**Exercise**:
Return all the entries exactly, keeping pictures out.

[Data about app and page elements]
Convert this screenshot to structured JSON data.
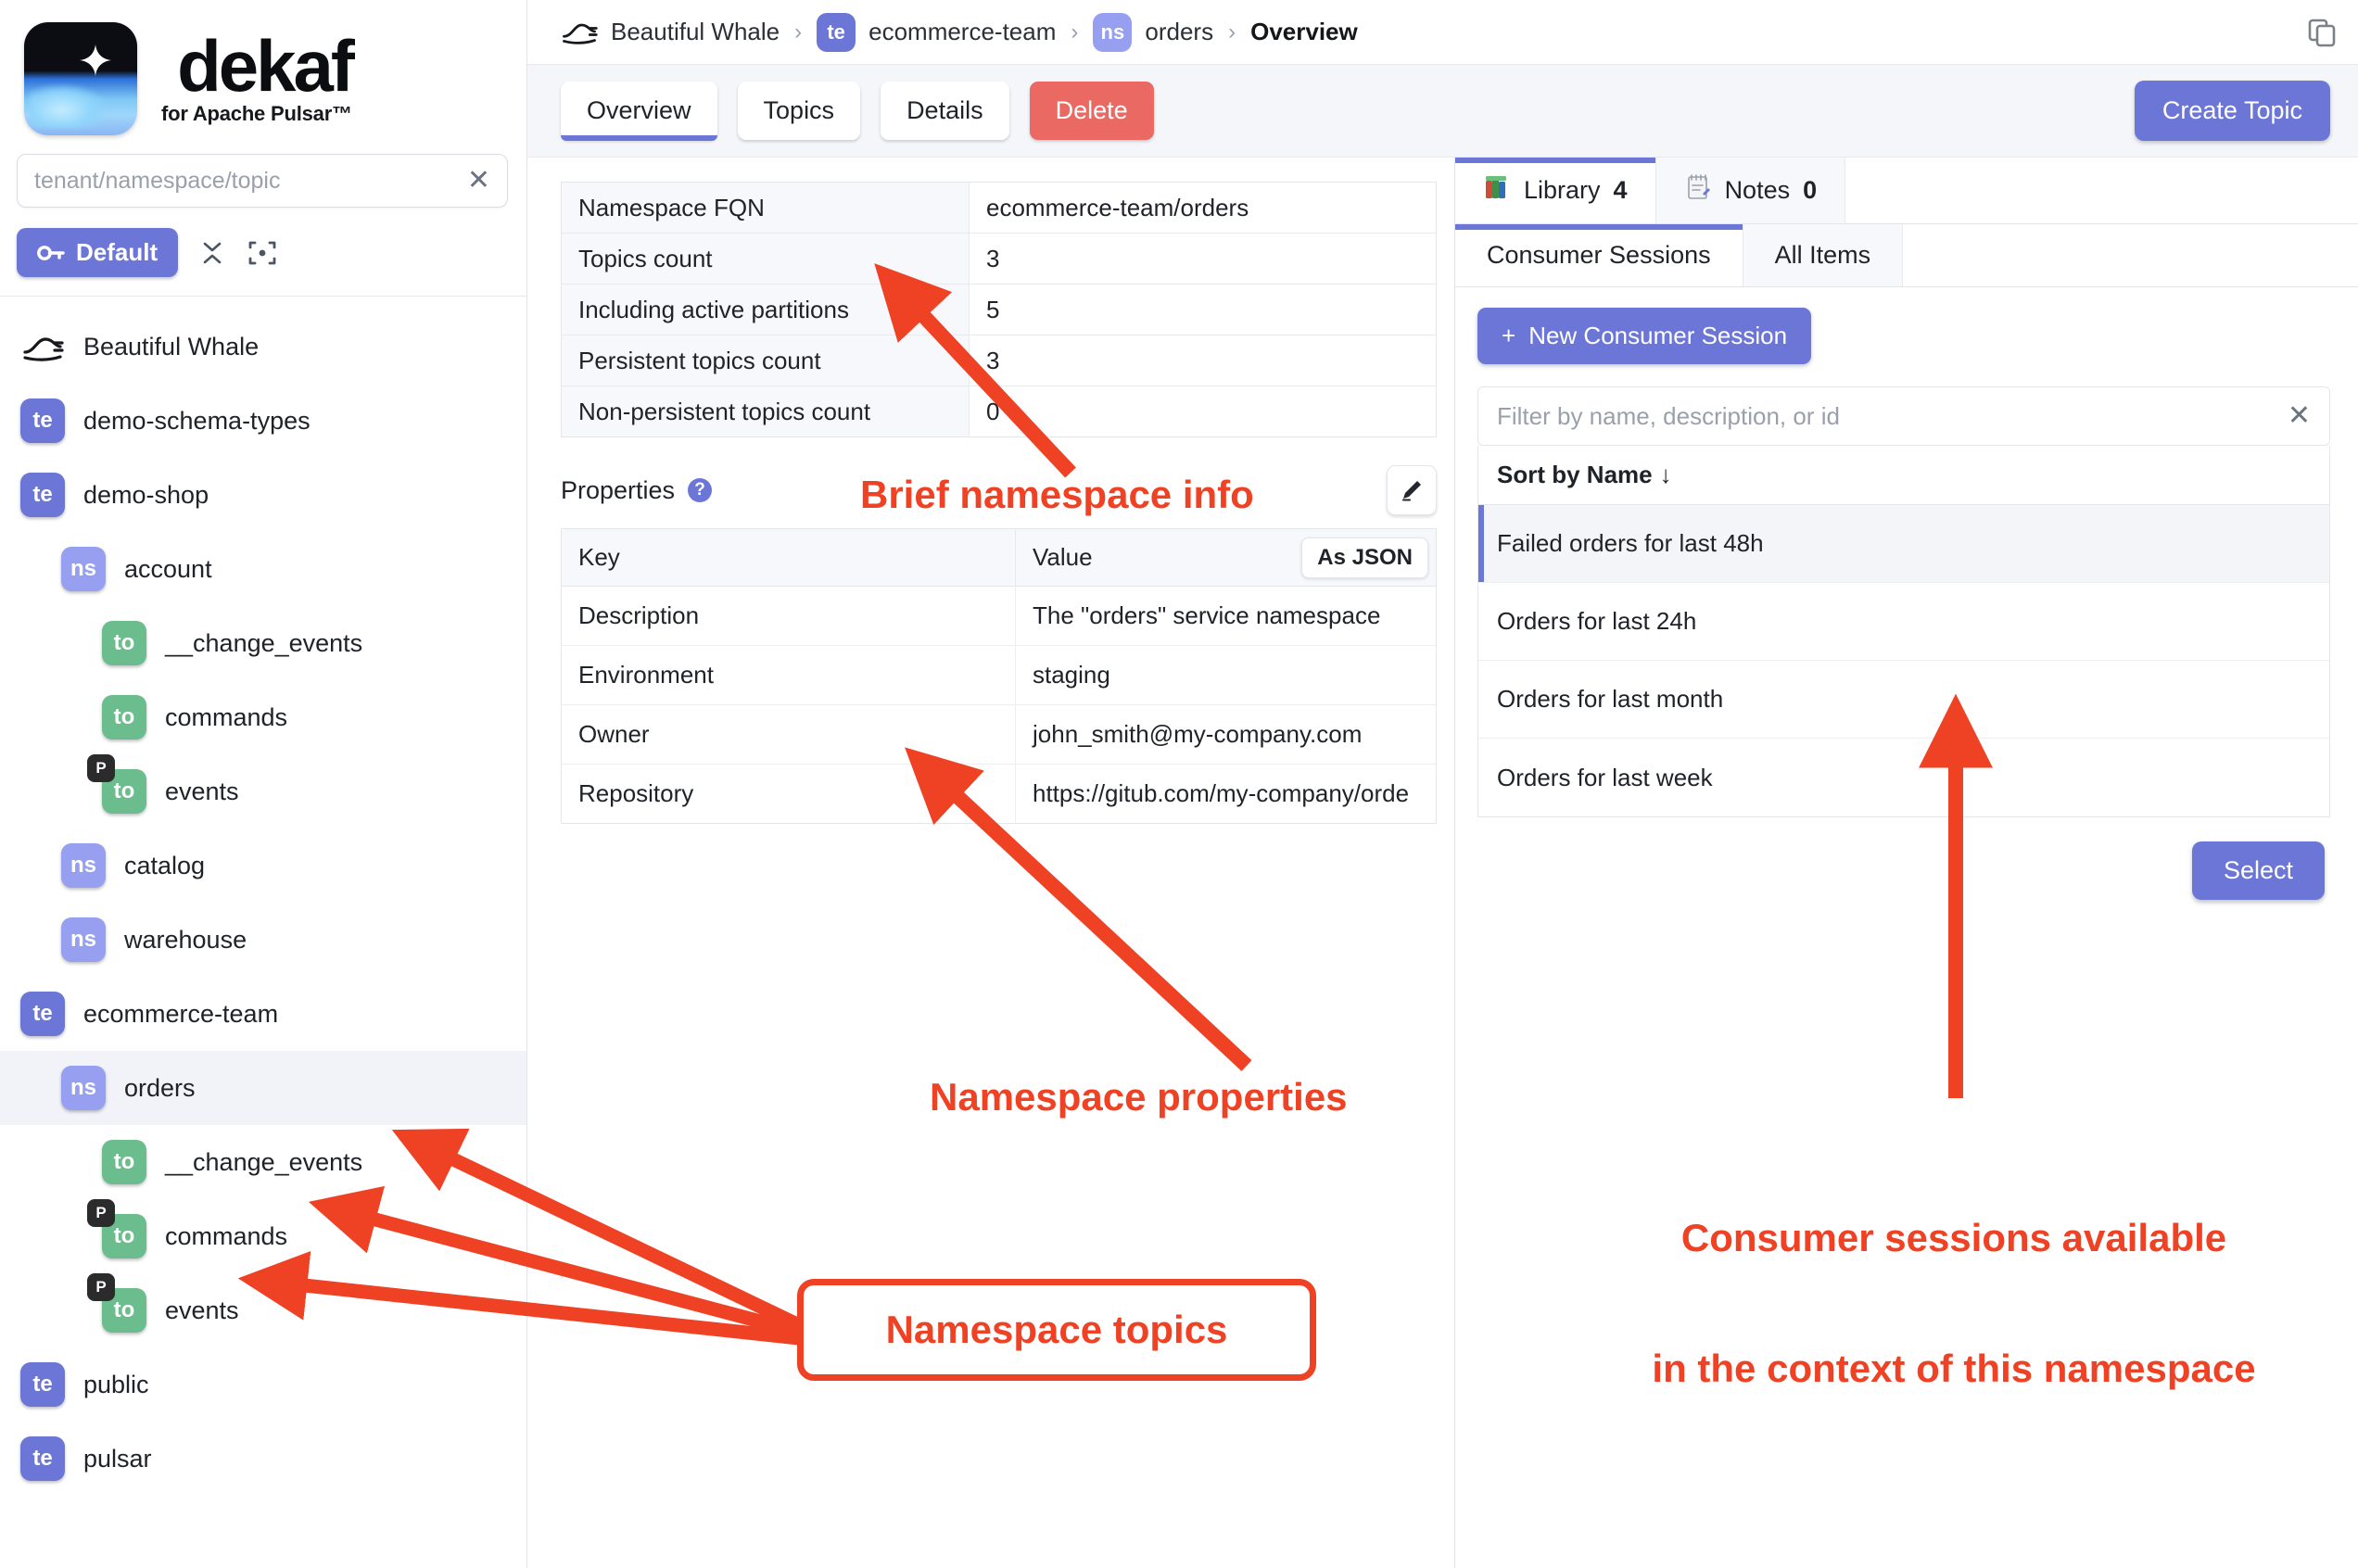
{
  "brand": {
    "name": "dekaf",
    "subtitle": "for Apache Pulsar™",
    "logo_icon": "dekaf-logo"
  },
  "sidebar": {
    "search": {
      "placeholder": "tenant/namespace/topic",
      "value": ""
    },
    "actions": {
      "default_label": "Default",
      "key_icon": "key-icon",
      "collapse_icon": "collapse-all-icon",
      "locate_icon": "locate-icon"
    },
    "tree": [
      {
        "label": "Beautiful Whale",
        "kind": "cluster",
        "badge": "",
        "level": 0,
        "selected": false,
        "partitioned": false
      },
      {
        "label": "demo-schema-types",
        "kind": "tenant",
        "badge": "te",
        "level": 1,
        "selected": false,
        "partitioned": false
      },
      {
        "label": "demo-shop",
        "kind": "tenant",
        "badge": "te",
        "level": 1,
        "selected": false,
        "partitioned": false
      },
      {
        "label": "account",
        "kind": "namespace",
        "badge": "ns",
        "level": 2,
        "selected": false,
        "partitioned": false
      },
      {
        "label": "__change_events",
        "kind": "topic",
        "badge": "to",
        "level": 3,
        "selected": false,
        "partitioned": false
      },
      {
        "label": "commands",
        "kind": "topic",
        "badge": "to",
        "level": 3,
        "selected": false,
        "partitioned": false
      },
      {
        "label": "events",
        "kind": "topic",
        "badge": "to",
        "level": 3,
        "selected": false,
        "partitioned": true
      },
      {
        "label": "catalog",
        "kind": "namespace",
        "badge": "ns",
        "level": 2,
        "selected": false,
        "partitioned": false
      },
      {
        "label": "warehouse",
        "kind": "namespace",
        "badge": "ns",
        "level": 2,
        "selected": false,
        "partitioned": false
      },
      {
        "label": "ecommerce-team",
        "kind": "tenant",
        "badge": "te",
        "level": 1,
        "selected": false,
        "partitioned": false
      },
      {
        "label": "orders",
        "kind": "namespace",
        "badge": "ns",
        "level": 2,
        "selected": true,
        "partitioned": false
      },
      {
        "label": "__change_events",
        "kind": "topic",
        "badge": "to",
        "level": 3,
        "selected": false,
        "partitioned": false
      },
      {
        "label": "commands",
        "kind": "topic",
        "badge": "to",
        "level": 3,
        "selected": false,
        "partitioned": true
      },
      {
        "label": "events",
        "kind": "topic",
        "badge": "to",
        "level": 3,
        "selected": false,
        "partitioned": true
      },
      {
        "label": "public",
        "kind": "tenant",
        "badge": "te",
        "level": 1,
        "selected": false,
        "partitioned": false
      },
      {
        "label": "pulsar",
        "kind": "tenant",
        "badge": "te",
        "level": 1,
        "selected": false,
        "partitioned": false
      }
    ],
    "partition_flag": "P"
  },
  "topbar": {
    "breadcrumb": [
      {
        "label": "Beautiful Whale",
        "badge": "",
        "current": false
      },
      {
        "label": "ecommerce-team",
        "badge": "te",
        "current": false
      },
      {
        "label": "orders",
        "badge": "ns",
        "current": false
      },
      {
        "label": "Overview",
        "badge": "",
        "current": true
      }
    ],
    "separator": "›",
    "copy_icon": "copy-icon"
  },
  "toolbar": {
    "tabs": [
      {
        "label": "Overview",
        "active": true,
        "danger": false
      },
      {
        "label": "Topics",
        "active": false,
        "danger": false
      },
      {
        "label": "Details",
        "active": false,
        "danger": false
      },
      {
        "label": "Delete",
        "active": false,
        "danger": true
      }
    ],
    "create_topic_label": "Create Topic"
  },
  "overview": {
    "info_rows": [
      {
        "key": "Namespace FQN",
        "value": "ecommerce-team/orders"
      },
      {
        "key": "Topics count",
        "value": "3"
      },
      {
        "key": "Including active partitions",
        "value": "5"
      },
      {
        "key": "Persistent topics count",
        "value": "3"
      },
      {
        "key": "Non-persistent topics count",
        "value": "0"
      }
    ],
    "properties": {
      "title": "Properties",
      "help_icon": "help-icon",
      "edit_icon": "pencil-icon",
      "as_json_label": "As JSON",
      "columns": [
        "Key",
        "Value"
      ],
      "rows": [
        {
          "key": "Description",
          "value": "The \"orders\" service namespace"
        },
        {
          "key": "Environment",
          "value": "staging"
        },
        {
          "key": "Owner",
          "value": "john_smith@my-company.com"
        },
        {
          "key": "Repository",
          "value": "https://gitub.com/my-company/orde"
        }
      ]
    }
  },
  "right_panel": {
    "tabs": [
      {
        "label": "Library",
        "count": "4",
        "icon": "books-icon",
        "active": true
      },
      {
        "label": "Notes",
        "count": "0",
        "icon": "notepad-icon",
        "active": false
      }
    ],
    "subtabs": [
      {
        "label": "Consumer Sessions",
        "active": true
      },
      {
        "label": "All Items",
        "active": false
      }
    ],
    "new_session_label": "New Consumer Session",
    "new_session_icon": "plus-icon",
    "filter": {
      "placeholder": "Filter by name, description, or id",
      "value": "",
      "clear_icon": "close-icon"
    },
    "sort_label": "Sort by Name",
    "sort_icon": "arrow-down-icon",
    "items": [
      {
        "label": "Failed orders for last 48h",
        "selected": true
      },
      {
        "label": "Orders for last 24h",
        "selected": false
      },
      {
        "label": "Orders for last month",
        "selected": false
      },
      {
        "label": "Orders for last week",
        "selected": false
      }
    ],
    "select_label": "Select"
  },
  "annotations": {
    "color": "#ef4123",
    "brief_info": "Brief namespace info",
    "namespace_properties": "Namespace properties",
    "namespace_topics": "Namespace topics",
    "consumer_sessions_line1": "Consumer sessions available",
    "consumer_sessions_line2": "in the context of this namespace"
  }
}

**Expected output**:
Convert this screenshot to structured JSON data.
{
  "brand": {
    "name": "dekaf",
    "subtitle": "for Apache Pulsar™",
    "logo_icon": "dekaf-logo"
  },
  "sidebar": {
    "search": {
      "placeholder": "tenant/namespace/topic",
      "value": ""
    },
    "actions": {
      "default_label": "Default",
      "key_icon": "key-icon",
      "collapse_icon": "collapse-all-icon",
      "locate_icon": "locate-icon"
    },
    "tree": [
      {
        "label": "Beautiful Whale",
        "kind": "cluster",
        "badge": "",
        "level": 0,
        "selected": false,
        "partitioned": false
      },
      {
        "label": "demo-schema-types",
        "kind": "tenant",
        "badge": "te",
        "level": 1,
        "selected": false,
        "partitioned": false
      },
      {
        "label": "demo-shop",
        "kind": "tenant",
        "badge": "te",
        "level": 1,
        "selected": false,
        "partitioned": false
      },
      {
        "label": "account",
        "kind": "namespace",
        "badge": "ns",
        "level": 2,
        "selected": false,
        "partitioned": false
      },
      {
        "label": "__change_events",
        "kind": "topic",
        "badge": "to",
        "level": 3,
        "selected": false,
        "partitioned": false
      },
      {
        "label": "commands",
        "kind": "topic",
        "badge": "to",
        "level": 3,
        "selected": false,
        "partitioned": false
      },
      {
        "label": "events",
        "kind": "topic",
        "badge": "to",
        "level": 3,
        "selected": false,
        "partitioned": true
      },
      {
        "label": "catalog",
        "kind": "namespace",
        "badge": "ns",
        "level": 2,
        "selected": false,
        "partitioned": false
      },
      {
        "label": "warehouse",
        "kind": "namespace",
        "badge": "ns",
        "level": 2,
        "selected": false,
        "partitioned": false
      },
      {
        "label": "ecommerce-team",
        "kind": "tenant",
        "badge": "te",
        "level": 1,
        "selected": false,
        "partitioned": false
      },
      {
        "label": "orders",
        "kind": "namespace",
        "badge": "ns",
        "level": 2,
        "selected": true,
        "partitioned": false
      },
      {
        "label": "__change_events",
        "kind": "topic",
        "badge": "to",
        "level": 3,
        "selected": false,
        "partitioned": false
      },
      {
        "label": "commands",
        "kind": "topic",
        "badge": "to",
        "level": 3,
        "selected": false,
        "partitioned": true
      },
      {
        "label": "events",
        "kind": "topic",
        "badge": "to",
        "level": 3,
        "selected": false,
        "partitioned": true
      },
      {
        "label": "public",
        "kind": "tenant",
        "badge": "te",
        "level": 1,
        "selected": false,
        "partitioned": false
      },
      {
        "label": "pulsar",
        "kind": "tenant",
        "badge": "te",
        "level": 1,
        "selected": false,
        "partitioned": false
      }
    ],
    "partition_flag": "P"
  },
  "topbar": {
    "breadcrumb": [
      {
        "label": "Beautiful Whale",
        "badge": "",
        "current": false
      },
      {
        "label": "ecommerce-team",
        "badge": "te",
        "current": false
      },
      {
        "label": "orders",
        "badge": "ns",
        "current": false
      },
      {
        "label": "Overview",
        "badge": "",
        "current": true
      }
    ],
    "separator": "›",
    "copy_icon": "copy-icon"
  },
  "toolbar": {
    "tabs": [
      {
        "label": "Overview",
        "active": true,
        "danger": false
      },
      {
        "label": "Topics",
        "active": false,
        "danger": false
      },
      {
        "label": "Details",
        "active": false,
        "danger": false
      },
      {
        "label": "Delete",
        "active": false,
        "danger": true
      }
    ],
    "create_topic_label": "Create Topic"
  },
  "overview": {
    "info_rows": [
      {
        "key": "Namespace FQN",
        "value": "ecommerce-team/orders"
      },
      {
        "key": "Topics count",
        "value": "3"
      },
      {
        "key": "Including active partitions",
        "value": "5"
      },
      {
        "key": "Persistent topics count",
        "value": "3"
      },
      {
        "key": "Non-persistent topics count",
        "value": "0"
      }
    ],
    "properties": {
      "title": "Properties",
      "help_icon": "help-icon",
      "edit_icon": "pencil-icon",
      "as_json_label": "As JSON",
      "columns": [
        "Key",
        "Value"
      ],
      "rows": [
        {
          "key": "Description",
          "value": "The \"orders\" service namespace"
        },
        {
          "key": "Environment",
          "value": "staging"
        },
        {
          "key": "Owner",
          "value": "john_smith@my-company.com"
        },
        {
          "key": "Repository",
          "value": "https://gitub.com/my-company/orde"
        }
      ]
    }
  },
  "right_panel": {
    "tabs": [
      {
        "label": "Library",
        "count": "4",
        "icon": "books-icon",
        "active": true
      },
      {
        "label": "Notes",
        "count": "0",
        "icon": "notepad-icon",
        "active": false
      }
    ],
    "subtabs": [
      {
        "label": "Consumer Sessions",
        "active": true
      },
      {
        "label": "All Items",
        "active": false
      }
    ],
    "new_session_label": "New Consumer Session",
    "new_session_icon": "plus-icon",
    "filter": {
      "placeholder": "Filter by name, description, or id",
      "value": "",
      "clear_icon": "close-icon"
    },
    "sort_label": "Sort by Name",
    "sort_icon": "arrow-down-icon",
    "items": [
      {
        "label": "Failed orders for last 48h",
        "selected": true
      },
      {
        "label": "Orders for last 24h",
        "selected": false
      },
      {
        "label": "Orders for last month",
        "selected": false
      },
      {
        "label": "Orders for last week",
        "selected": false
      }
    ],
    "select_label": "Select"
  },
  "annotations": {
    "color": "#ef4123",
    "brief_info": "Brief namespace info",
    "namespace_properties": "Namespace properties",
    "namespace_topics": "Namespace topics",
    "consumer_sessions_line1": "Consumer sessions available",
    "consumer_sessions_line2": "in the context of this namespace"
  }
}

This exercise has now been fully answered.